Raising chickens is rapidly gaining popularity in the developing world. However, high feed costs associated with intensive poultry rearing as well as increased competition between humans and animals/chicken on feed demand have necessitated the need for exploring new options in chicken feeding. Furthermore, chickens have a limited foraging range a factor that translates in a very narrow array of feeds they can access. Sorghum is one such feedstuff which is widely grown in Tanzania and has nutritional value almost similar to maize and also drought-resistant crop. Given this, two studies were conducted to determine the effect of sprouting sorghum grain on the chemical composition of sprouted sorghum and bird performance fed on the HSF based diet.
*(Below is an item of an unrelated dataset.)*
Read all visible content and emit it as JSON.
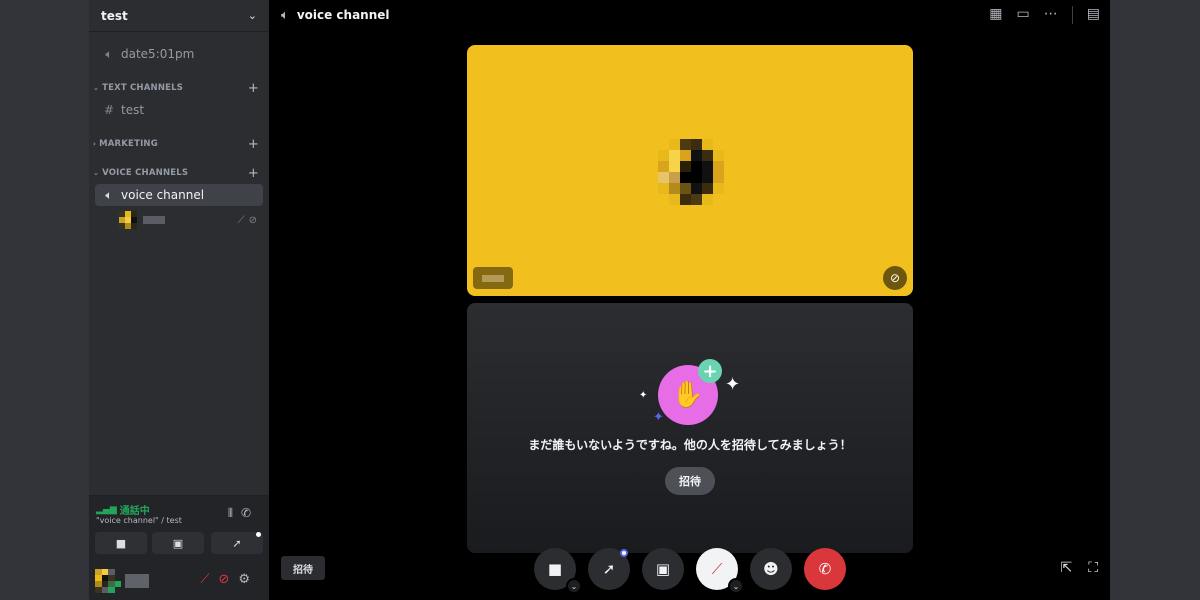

In the first study, sorghum grain was sprouted in a hydroponic system for 168 hours and sampled for proximate analysis, minerals, anti-nutritional factors and amino acids. The sprouted sorghum seeds were subjected to proximate analysis in duplicate samples at 0, 24, 72, 120 and 168 hours. Whereas, in the second study the aim was to assess the effect of sprouted sorghum hydroponic fodder-based diets on growth performance, feed intake, feed conversion ratio, carcass yield and digestibility using Sasso chickens. In the second study one hundred and forty-four, growers were allocated randomly to four dietary treatments with three replications for each diet. Each replicate had 12 chickens. The treatment diets were designated as T1: Control; formulated ration with no fodder, T2: 25% HSF: 75% formulated ration, T3: 50% HSF: 50% formulated ration and T4: 75% HSF: 25% formulated ration. The HSF used in this experiment was that which was sampled for 168 hours. The formulated diets were based on locally available low-cost ingredients. Data collected were body weight, feed intake, digestibility and mortality rate. The digestibility trial was conducted at the end of the feeding trial. Three randomly sampled birds were iii slaughtered from each treatment at the end of 13th weeks and evaluated for dressing percent, weights of components (breast, thigh, and drumstick), the weight of non-carcass components and carcass weight. The results in the first study revealed an increase in CP CF, Ash, EE and decrease in NFE from 12.47 to 17.43%; 2.42 to 5.57%; 1.8 to 2.2%; 2.03 to 2.44% and 71 to 60.77% respectively with an increase in sprouting time. However, the DM content declined from 90.56 to 88.09 % with increased sprouting time. There was a decreasing trend for mineral elements with increase sprouting time. Similarly, there was a corresponding decline for anti-nutritional factors with increased sprouting time. The decline ranged from 4.26 to 1.77 g/100g; 4.94 to1.64 mg/Kg; 6.19 to 1.17 µg/100g and 26.46 to 1.07 g/100g for tannin, cyanide, phytic acid and phenols respectively at 168 hours. The maximum reduction of tannin, phytic acid, total phenol and cyanide was achieved between 72 and 120 hours. The results further showed a corresponding increase in the percentage of amino acid, the percent increase of methionine, lysine, and tryptophan ranged from 0.12 to 0.59, 0.22 to 0.79 and 0.08 to 0.16 respectively with sprouting time. Results in the second experiment showed significant treatment effects on all measured variables. Further increase in HSF inclusion resulted in a declined in body weight gain. The decline ranged from 1970 to 1113.96 g, 6847.39 to 6153.67g, and 3.69 to 6.83 for weight gain, total feed intake, and feed conversion ratio respectively. There was a significant difference (p< 0.005) between treatments on live weight and carcass components. Apparent digestibility of sprouted sorghum decreased from 76.08% to 64.24%, while true digestibility decreased from 72.81% to 64.1%. This study concludes that sprouting increases the nutritive value of HSF and led to a significant reduction of anti-nutritional factors. However, the performance of chickens was depressed when the iv quantity of HSF was increased beyond 25%, due to the lowering of the energy: protein ratio. Thus, the use of HSF should, therefore, be limited but where maize grain availability is limited then, sprouted sorghum can be included at a rate not exceeding 25% as energy sources.




Sprouting Effect, Chickens Fed, Sorghum Fodder